# Instructions to follow
Each entry must be restated exactly as it appears.

Web page and app entries
□ □ □ □ □ □ □

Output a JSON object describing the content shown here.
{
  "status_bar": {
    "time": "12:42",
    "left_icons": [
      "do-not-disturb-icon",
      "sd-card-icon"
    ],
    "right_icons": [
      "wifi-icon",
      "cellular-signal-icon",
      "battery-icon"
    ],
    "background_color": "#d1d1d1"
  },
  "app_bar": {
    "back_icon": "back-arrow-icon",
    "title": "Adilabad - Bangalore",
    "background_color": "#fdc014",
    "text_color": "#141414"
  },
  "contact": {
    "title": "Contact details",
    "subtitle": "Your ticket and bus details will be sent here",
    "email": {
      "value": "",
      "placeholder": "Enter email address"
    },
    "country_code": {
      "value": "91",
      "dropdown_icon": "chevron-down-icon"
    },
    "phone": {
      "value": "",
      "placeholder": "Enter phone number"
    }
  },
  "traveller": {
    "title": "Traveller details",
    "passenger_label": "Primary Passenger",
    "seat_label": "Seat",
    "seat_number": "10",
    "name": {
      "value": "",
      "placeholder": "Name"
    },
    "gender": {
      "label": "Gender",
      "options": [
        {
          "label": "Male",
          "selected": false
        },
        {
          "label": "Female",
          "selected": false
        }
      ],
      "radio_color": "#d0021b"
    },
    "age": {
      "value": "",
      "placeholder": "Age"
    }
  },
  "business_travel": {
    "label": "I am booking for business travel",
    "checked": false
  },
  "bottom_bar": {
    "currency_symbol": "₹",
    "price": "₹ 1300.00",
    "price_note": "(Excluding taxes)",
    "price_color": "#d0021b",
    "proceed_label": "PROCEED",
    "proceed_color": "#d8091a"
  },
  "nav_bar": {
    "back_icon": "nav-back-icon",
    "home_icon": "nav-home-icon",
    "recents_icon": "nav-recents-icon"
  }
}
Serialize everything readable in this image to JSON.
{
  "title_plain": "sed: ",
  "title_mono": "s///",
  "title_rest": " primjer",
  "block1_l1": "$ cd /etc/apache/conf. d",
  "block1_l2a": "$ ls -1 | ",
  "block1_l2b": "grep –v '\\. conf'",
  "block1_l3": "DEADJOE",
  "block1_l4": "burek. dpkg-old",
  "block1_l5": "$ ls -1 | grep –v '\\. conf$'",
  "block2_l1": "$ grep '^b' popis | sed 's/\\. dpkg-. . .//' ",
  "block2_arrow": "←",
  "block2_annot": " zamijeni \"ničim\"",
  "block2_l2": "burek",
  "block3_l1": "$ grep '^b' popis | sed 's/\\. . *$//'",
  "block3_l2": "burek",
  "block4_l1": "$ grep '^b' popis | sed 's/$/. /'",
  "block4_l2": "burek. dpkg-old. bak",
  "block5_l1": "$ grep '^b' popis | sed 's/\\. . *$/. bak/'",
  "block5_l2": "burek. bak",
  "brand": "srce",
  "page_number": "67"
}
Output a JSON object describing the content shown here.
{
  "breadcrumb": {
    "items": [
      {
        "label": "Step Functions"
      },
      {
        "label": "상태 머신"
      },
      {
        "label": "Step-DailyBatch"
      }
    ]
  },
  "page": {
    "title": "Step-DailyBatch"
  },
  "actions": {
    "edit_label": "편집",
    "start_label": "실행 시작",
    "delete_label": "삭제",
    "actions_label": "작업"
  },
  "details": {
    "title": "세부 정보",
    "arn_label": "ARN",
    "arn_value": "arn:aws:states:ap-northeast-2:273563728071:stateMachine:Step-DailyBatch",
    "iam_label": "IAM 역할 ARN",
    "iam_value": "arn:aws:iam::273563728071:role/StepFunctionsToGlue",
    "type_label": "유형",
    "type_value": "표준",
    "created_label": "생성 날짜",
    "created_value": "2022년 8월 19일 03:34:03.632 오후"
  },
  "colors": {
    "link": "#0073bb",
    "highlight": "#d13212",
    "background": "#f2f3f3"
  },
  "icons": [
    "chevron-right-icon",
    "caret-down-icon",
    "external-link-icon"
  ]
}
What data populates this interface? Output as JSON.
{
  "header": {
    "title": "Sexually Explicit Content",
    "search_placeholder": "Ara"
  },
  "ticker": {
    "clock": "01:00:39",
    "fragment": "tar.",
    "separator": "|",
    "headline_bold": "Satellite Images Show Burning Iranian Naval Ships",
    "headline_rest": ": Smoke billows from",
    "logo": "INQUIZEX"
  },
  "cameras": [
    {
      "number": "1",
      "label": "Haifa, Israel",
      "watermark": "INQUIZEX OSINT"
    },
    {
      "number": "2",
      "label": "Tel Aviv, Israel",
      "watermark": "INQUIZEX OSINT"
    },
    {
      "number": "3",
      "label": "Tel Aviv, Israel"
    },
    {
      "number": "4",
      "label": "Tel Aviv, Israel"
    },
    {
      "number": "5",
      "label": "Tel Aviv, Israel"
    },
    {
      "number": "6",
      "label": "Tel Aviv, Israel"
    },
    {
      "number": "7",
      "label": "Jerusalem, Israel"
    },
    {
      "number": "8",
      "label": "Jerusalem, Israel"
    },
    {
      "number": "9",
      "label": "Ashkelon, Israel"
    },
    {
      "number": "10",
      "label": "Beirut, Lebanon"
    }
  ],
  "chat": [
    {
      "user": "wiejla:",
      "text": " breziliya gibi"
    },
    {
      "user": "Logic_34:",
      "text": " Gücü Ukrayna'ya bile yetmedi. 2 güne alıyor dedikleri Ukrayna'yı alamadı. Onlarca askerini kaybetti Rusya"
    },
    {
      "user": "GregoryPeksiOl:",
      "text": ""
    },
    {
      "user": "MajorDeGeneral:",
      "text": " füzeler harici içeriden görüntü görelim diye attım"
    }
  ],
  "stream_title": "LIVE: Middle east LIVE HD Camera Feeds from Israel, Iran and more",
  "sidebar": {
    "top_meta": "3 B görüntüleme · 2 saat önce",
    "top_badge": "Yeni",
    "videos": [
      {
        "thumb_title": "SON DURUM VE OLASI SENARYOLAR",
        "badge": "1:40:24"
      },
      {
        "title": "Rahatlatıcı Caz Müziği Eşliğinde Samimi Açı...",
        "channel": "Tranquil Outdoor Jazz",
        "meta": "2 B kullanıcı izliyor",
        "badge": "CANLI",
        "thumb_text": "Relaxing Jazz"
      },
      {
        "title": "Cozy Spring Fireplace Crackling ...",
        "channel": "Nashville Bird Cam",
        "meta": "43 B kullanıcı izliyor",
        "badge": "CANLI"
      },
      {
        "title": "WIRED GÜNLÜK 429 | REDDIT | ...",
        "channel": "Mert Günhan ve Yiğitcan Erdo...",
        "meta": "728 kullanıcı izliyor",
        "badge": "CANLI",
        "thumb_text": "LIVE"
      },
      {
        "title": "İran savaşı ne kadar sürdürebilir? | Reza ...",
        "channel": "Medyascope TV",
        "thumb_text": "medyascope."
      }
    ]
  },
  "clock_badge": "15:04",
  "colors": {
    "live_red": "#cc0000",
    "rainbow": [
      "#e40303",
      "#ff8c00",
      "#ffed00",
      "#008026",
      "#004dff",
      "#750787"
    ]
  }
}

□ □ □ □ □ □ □

# Reply
Output a JSON object describing the content shown here.
{
  "status_bar": {
    "time": "12:42",
    "left_icons": [
      "do-not-disturb-icon",
      "sd-card-icon"
    ],
    "right_icons": [
      "wifi-icon",
      "cellular-signal-icon",
      "battery-icon"
    ],
    "background_color": "#d1d1d1"
  },
  "app_bar": {
    "back_icon": "back-arrow-icon",
    "title": "Adilabad - Bangalore",
    "background_color": "#fdc014",
    "text_color": "#141414"
  },
  "contact": {
    "title": "Contact details",
    "subtitle": "Your ticket and bus details will be sent here",
    "email": {
      "value": "",
      "placeholder": "Enter email address"
    },
    "country_code": {
      "value": "91",
      "dropdown_icon": "chevron-down-icon"
    },
    "phone": {
      "value": "",
      "placeholder": "Enter phone number"
    }
  },
  "traveller": {
    "title": "Traveller details",
    "passenger_label": "Primary Passenger",
    "seat_label": "Seat",
    "seat_number": "10",
    "name": {
      "value": "",
      "placeholder": "Name"
    },
    "gender": {
      "label": "Gender",
      "options": [
        {
          "label": "Male",
          "selected": false
        },
        {
          "label": "Female",
          "selected": false
        }
      ],
      "radio_color": "#d0021b"
    },
    "age": {
      "value": "",
      "placeholder": "Age"
    }
  },
  "business_travel": {
    "label": "I am booking for business travel",
    "checked": false
  },
  "bottom_bar": {
    "currency_symbol": "₹",
    "price": "₹ 1300.00",
    "price_note": "(Excluding taxes)",
    "price_color": "#d0021b",
    "proceed_label": "PROCEED",
    "proceed_color": "#d8091a"
  },
  "nav_bar": {
    "back_icon": "nav-back-icon",
    "home_icon": "nav-home-icon",
    "recents_icon": "nav-recents-icon"
  }
}
Serialize everything readable in this image to JSON.
{
  "title_plain": "sed: ",
  "title_mono": "s///",
  "title_rest": " primjer",
  "block1_l1": "$ cd /etc/apache/conf. d",
  "block1_l2a": "$ ls -1 | ",
  "block1_l2b": "grep –v '\\. conf'",
  "block1_l3": "DEADJOE",
  "block1_l4": "burek. dpkg-old",
  "block1_l5": "$ ls -1 | grep –v '\\. conf$'",
  "block2_l1": "$ grep '^b' popis | sed 's/\\. dpkg-. . .//' ",
  "block2_arrow": "←",
  "block2_annot": " zamijeni \"ničim\"",
  "block2_l2": "burek",
  "block3_l1": "$ grep '^b' popis | sed 's/\\. . *$//'",
  "block3_l2": "burek",
  "block4_l1": "$ grep '^b' popis | sed 's/$/. /'",
  "block4_l2": "burek. dpkg-old. bak",
  "block5_l1": "$ grep '^b' popis | sed 's/\\. . *$/. bak/'",
  "block5_l2": "burek. bak",
  "brand": "srce",
  "page_number": "67"
}
Output a JSON object describing the content shown here.
{
  "breadcrumb": {
    "items": [
      {
        "label": "Step Functions"
      },
      {
        "label": "상태 머신"
      },
      {
        "label": "Step-DailyBatch"
      }
    ]
  },
  "page": {
    "title": "Step-DailyBatch"
  },
  "actions": {
    "edit_label": "편집",
    "start_label": "실행 시작",
    "delete_label": "삭제",
    "actions_label": "작업"
  },
  "details": {
    "title": "세부 정보",
    "arn_label": "ARN",
    "arn_value": "arn:aws:states:ap-northeast-2:273563728071:stateMachine:Step-DailyBatch",
    "iam_label": "IAM 역할 ARN",
    "iam_value": "arn:aws:iam::273563728071:role/StepFunctionsToGlue",
    "type_label": "유형",
    "type_value": "표준",
    "created_label": "생성 날짜",
    "created_value": "2022년 8월 19일 03:34:03.632 오후"
  },
  "colors": {
    "link": "#0073bb",
    "highlight": "#d13212",
    "background": "#f2f3f3"
  },
  "icons": [
    "chevron-right-icon",
    "caret-down-icon",
    "external-link-icon"
  ]
}
What data populates this interface? Output as JSON.
{
  "header": {
    "title": "Sexually Explicit Content",
    "search_placeholder": "Ara"
  },
  "ticker": {
    "clock": "01:00:39",
    "fragment": "tar.",
    "separator": "|",
    "headline_bold": "Satellite Images Show Burning Iranian Naval Ships",
    "headline_rest": ": Smoke billows from",
    "logo": "INQUIZEX"
  },
  "cameras": [
    {
      "number": "1",
      "label": "Haifa, Israel",
      "watermark": "INQUIZEX OSINT"
    },
    {
      "number": "2",
      "label": "Tel Aviv, Israel",
      "watermark": "INQUIZEX OSINT"
    },
    {
      "number": "3",
      "label": "Tel Aviv, Israel"
    },
    {
      "number": "4",
      "label": "Tel Aviv, Israel"
    },
    {
      "number": "5",
      "label": "Tel Aviv, Israel"
    },
    {
      "number": "6",
      "label": "Tel Aviv, Israel"
    },
    {
      "number": "7",
      "label": "Jerusalem, Israel"
    },
    {
      "number": "8",
      "label": "Jerusalem, Israel"
    },
    {
      "number": "9",
      "label": "Ashkelon, Israel"
    },
    {
      "number": "10",
      "label": "Beirut, Lebanon"
    }
  ],
  "chat": [
    {
      "user": "wiejla:",
      "text": " breziliya gibi"
    },
    {
      "user": "Logic_34:",
      "text": " Gücü Ukrayna'ya bile yetmedi. 2 güne alıyor dedikleri Ukrayna'yı alamadı. Onlarca askerini kaybetti Rusya"
    },
    {
      "user": "GregoryPeksiOl:",
      "text": ""
    },
    {
      "user": "MajorDeGeneral:",
      "text": " füzeler harici içeriden görüntü görelim diye attım"
    }
  ],
  "stream_title": "LIVE: Middle east LIVE HD Camera Feeds from Israel, Iran and more",
  "sidebar": {
    "top_meta": "3 B görüntüleme · 2 saat önce",
    "top_badge": "Yeni",
    "videos": [
      {
        "thumb_title": "SON DURUM VE OLASI SENARYOLAR",
        "badge": "1:40:24"
      },
      {
        "title": "Rahatlatıcı Caz Müziği Eşliğinde Samimi Açı...",
        "channel": "Tranquil Outdoor Jazz",
        "meta": "2 B kullanıcı izliyor",
        "badge": "CANLI",
        "thumb_text": "Relaxing Jazz"
      },
      {
        "title": "Cozy Spring Fireplace Crackling ...",
        "channel": "Nashville Bird Cam",
        "meta": "43 B kullanıcı izliyor",
        "badge": "CANLI"
      },
      {
        "title": "WIRED GÜNLÜK 429 | REDDIT | ...",
        "channel": "Mert Günhan ve Yiğitcan Erdo...",
        "meta": "728 kullanıcı izliyor",
        "badge": "CANLI",
        "thumb_text": "LIVE"
      },
      {
        "title": "İran savaşı ne kadar sürdürebilir? | Reza ...",
        "channel": "Medyascope TV",
        "thumb_text": "medyascope."
      }
    ]
  },
  "clock_badge": "15:04",
  "colors": {
    "live_red": "#cc0000",
    "rainbow": [
      "#e40303",
      "#ff8c00",
      "#ffed00",
      "#008026",
      "#004dff",
      "#750787"
    ]
  }
}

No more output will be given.